Related Can a mixed-income housing ordinance really help solve Detroit's affordability problem?: Bridging the housing gap
For a housing trust fund to best serve Detroit, the current proposed Detroit Affordable Housing and Preservation Fund must be amended in the following ways:
• Council should dedicate source(s) of revenue that generate at least $10 million annually from sustainable sources. The current ordinance would only generate $1.5-2 million per year, as a percentage of the proceeds from city-owned commercial property, which is an unsustainable and insufficient source that pits the Commons against affordable housing.
• Guarantee majority (70 percent) of the funds will be used to benefit our most economically vulnerable community members, people earning 30 percent AMI.
• Ensure that the housing developed with these funds is accessible to people of all abilities.
• Secure public investment with long-term affordability requirements of at least 30 years for developments receiving housing trust funds awards, and requirements for 99 years affordability for 50 percent of awards.

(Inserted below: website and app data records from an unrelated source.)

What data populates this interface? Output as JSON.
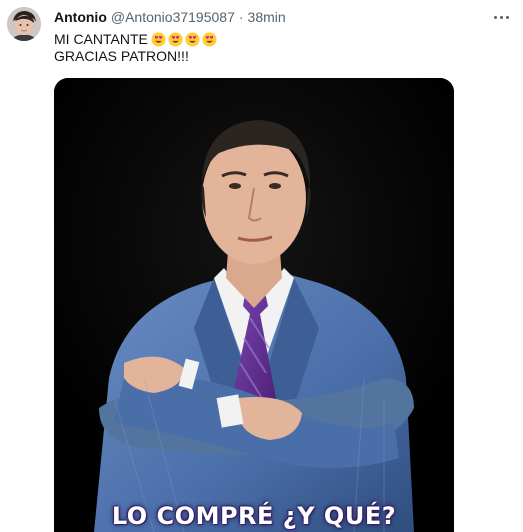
{
  "tweet": {
    "author_name": "Antonio",
    "handle": "@Antonio37195087",
    "separator": "·",
    "time": "38min",
    "text_line1": "MI CANTANTE",
    "emoji_count": 4,
    "emoji_name": "smiling-face-with-heart-eyes",
    "text_line2": "GRACIAS PATRON!!!",
    "image_caption": "LO COMPRÉ ¿Y QUÉ?"
  },
  "colors": {
    "name": "#0f1419",
    "secondary": "#536471",
    "image_background": "#000000",
    "suit": "#4a6ea8",
    "tie": "#5b2a86"
  }
}
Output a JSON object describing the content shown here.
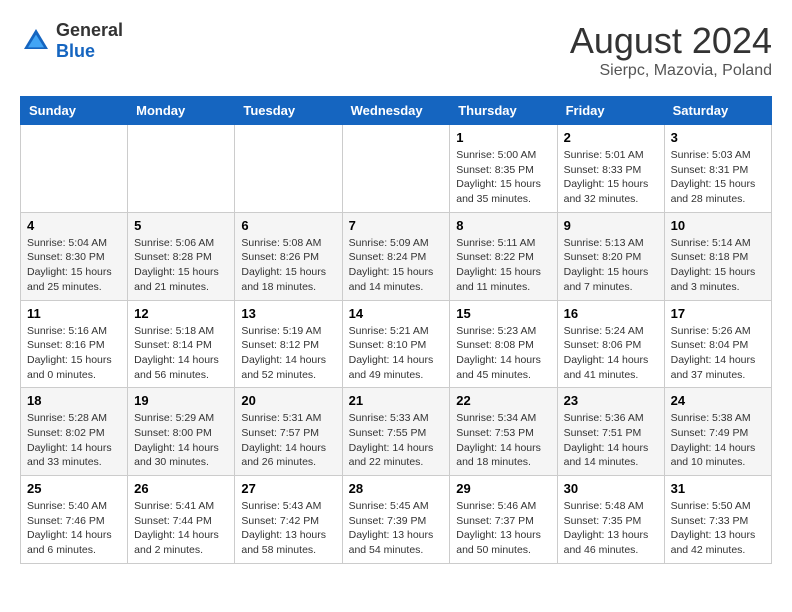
{
  "header": {
    "logo": {
      "general": "General",
      "blue": "Blue"
    },
    "title": "August 2024",
    "location": "Sierpc, Mazovia, Poland"
  },
  "weekdays": [
    "Sunday",
    "Monday",
    "Tuesday",
    "Wednesday",
    "Thursday",
    "Friday",
    "Saturday"
  ],
  "weeks": [
    [
      {
        "day": "",
        "info": ""
      },
      {
        "day": "",
        "info": ""
      },
      {
        "day": "",
        "info": ""
      },
      {
        "day": "",
        "info": ""
      },
      {
        "day": "1",
        "info": "Sunrise: 5:00 AM\nSunset: 8:35 PM\nDaylight: 15 hours\nand 35 minutes."
      },
      {
        "day": "2",
        "info": "Sunrise: 5:01 AM\nSunset: 8:33 PM\nDaylight: 15 hours\nand 32 minutes."
      },
      {
        "day": "3",
        "info": "Sunrise: 5:03 AM\nSunset: 8:31 PM\nDaylight: 15 hours\nand 28 minutes."
      }
    ],
    [
      {
        "day": "4",
        "info": "Sunrise: 5:04 AM\nSunset: 8:30 PM\nDaylight: 15 hours\nand 25 minutes."
      },
      {
        "day": "5",
        "info": "Sunrise: 5:06 AM\nSunset: 8:28 PM\nDaylight: 15 hours\nand 21 minutes."
      },
      {
        "day": "6",
        "info": "Sunrise: 5:08 AM\nSunset: 8:26 PM\nDaylight: 15 hours\nand 18 minutes."
      },
      {
        "day": "7",
        "info": "Sunrise: 5:09 AM\nSunset: 8:24 PM\nDaylight: 15 hours\nand 14 minutes."
      },
      {
        "day": "8",
        "info": "Sunrise: 5:11 AM\nSunset: 8:22 PM\nDaylight: 15 hours\nand 11 minutes."
      },
      {
        "day": "9",
        "info": "Sunrise: 5:13 AM\nSunset: 8:20 PM\nDaylight: 15 hours\nand 7 minutes."
      },
      {
        "day": "10",
        "info": "Sunrise: 5:14 AM\nSunset: 8:18 PM\nDaylight: 15 hours\nand 3 minutes."
      }
    ],
    [
      {
        "day": "11",
        "info": "Sunrise: 5:16 AM\nSunset: 8:16 PM\nDaylight: 15 hours\nand 0 minutes."
      },
      {
        "day": "12",
        "info": "Sunrise: 5:18 AM\nSunset: 8:14 PM\nDaylight: 14 hours\nand 56 minutes."
      },
      {
        "day": "13",
        "info": "Sunrise: 5:19 AM\nSunset: 8:12 PM\nDaylight: 14 hours\nand 52 minutes."
      },
      {
        "day": "14",
        "info": "Sunrise: 5:21 AM\nSunset: 8:10 PM\nDaylight: 14 hours\nand 49 minutes."
      },
      {
        "day": "15",
        "info": "Sunrise: 5:23 AM\nSunset: 8:08 PM\nDaylight: 14 hours\nand 45 minutes."
      },
      {
        "day": "16",
        "info": "Sunrise: 5:24 AM\nSunset: 8:06 PM\nDaylight: 14 hours\nand 41 minutes."
      },
      {
        "day": "17",
        "info": "Sunrise: 5:26 AM\nSunset: 8:04 PM\nDaylight: 14 hours\nand 37 minutes."
      }
    ],
    [
      {
        "day": "18",
        "info": "Sunrise: 5:28 AM\nSunset: 8:02 PM\nDaylight: 14 hours\nand 33 minutes."
      },
      {
        "day": "19",
        "info": "Sunrise: 5:29 AM\nSunset: 8:00 PM\nDaylight: 14 hours\nand 30 minutes."
      },
      {
        "day": "20",
        "info": "Sunrise: 5:31 AM\nSunset: 7:57 PM\nDaylight: 14 hours\nand 26 minutes."
      },
      {
        "day": "21",
        "info": "Sunrise: 5:33 AM\nSunset: 7:55 PM\nDaylight: 14 hours\nand 22 minutes."
      },
      {
        "day": "22",
        "info": "Sunrise: 5:34 AM\nSunset: 7:53 PM\nDaylight: 14 hours\nand 18 minutes."
      },
      {
        "day": "23",
        "info": "Sunrise: 5:36 AM\nSunset: 7:51 PM\nDaylight: 14 hours\nand 14 minutes."
      },
      {
        "day": "24",
        "info": "Sunrise: 5:38 AM\nSunset: 7:49 PM\nDaylight: 14 hours\nand 10 minutes."
      }
    ],
    [
      {
        "day": "25",
        "info": "Sunrise: 5:40 AM\nSunset: 7:46 PM\nDaylight: 14 hours\nand 6 minutes."
      },
      {
        "day": "26",
        "info": "Sunrise: 5:41 AM\nSunset: 7:44 PM\nDaylight: 14 hours\nand 2 minutes."
      },
      {
        "day": "27",
        "info": "Sunrise: 5:43 AM\nSunset: 7:42 PM\nDaylight: 13 hours\nand 58 minutes."
      },
      {
        "day": "28",
        "info": "Sunrise: 5:45 AM\nSunset: 7:39 PM\nDaylight: 13 hours\nand 54 minutes."
      },
      {
        "day": "29",
        "info": "Sunrise: 5:46 AM\nSunset: 7:37 PM\nDaylight: 13 hours\nand 50 minutes."
      },
      {
        "day": "30",
        "info": "Sunrise: 5:48 AM\nSunset: 7:35 PM\nDaylight: 13 hours\nand 46 minutes."
      },
      {
        "day": "31",
        "info": "Sunrise: 5:50 AM\nSunset: 7:33 PM\nDaylight: 13 hours\nand 42 minutes."
      }
    ]
  ]
}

• Establish oversight body that includes members of the public to provide accountability on how the funds are used.
• Restrict funds from use for relocation expenses incurred by private development.
The Detroit Housing Trust Fund Coalition calls on all concerned and impacted Detroiters to make our voices heard. Call your council members, use the above talking points, and ask for their written commitment to begin addressing Detroit's affordable housing crisis by creating a robust, sustainable, and adequately funded housing trust fund.
If the ordinance is to pass before Council goes on break at the end of July, it will need to first be amended to incorporate the above recommendations, then voted out of the Planning and Economic Development Committee before being presented to Council as a whole for a vote. Members of the public are invited to comment at both the committee meetings (Thursdays at 10 a.m. in the Coleman A. Young Municipal Center) and the Council meetings (each Tuesday morning at 10 a.m. on the 13th floor).
Aaron Handelsman is a results-oriented coach and the senior policy advocate for the Detroit People's Platform. LaToya Morgan is the public policy manager for the Community Development Advocates of Detroit.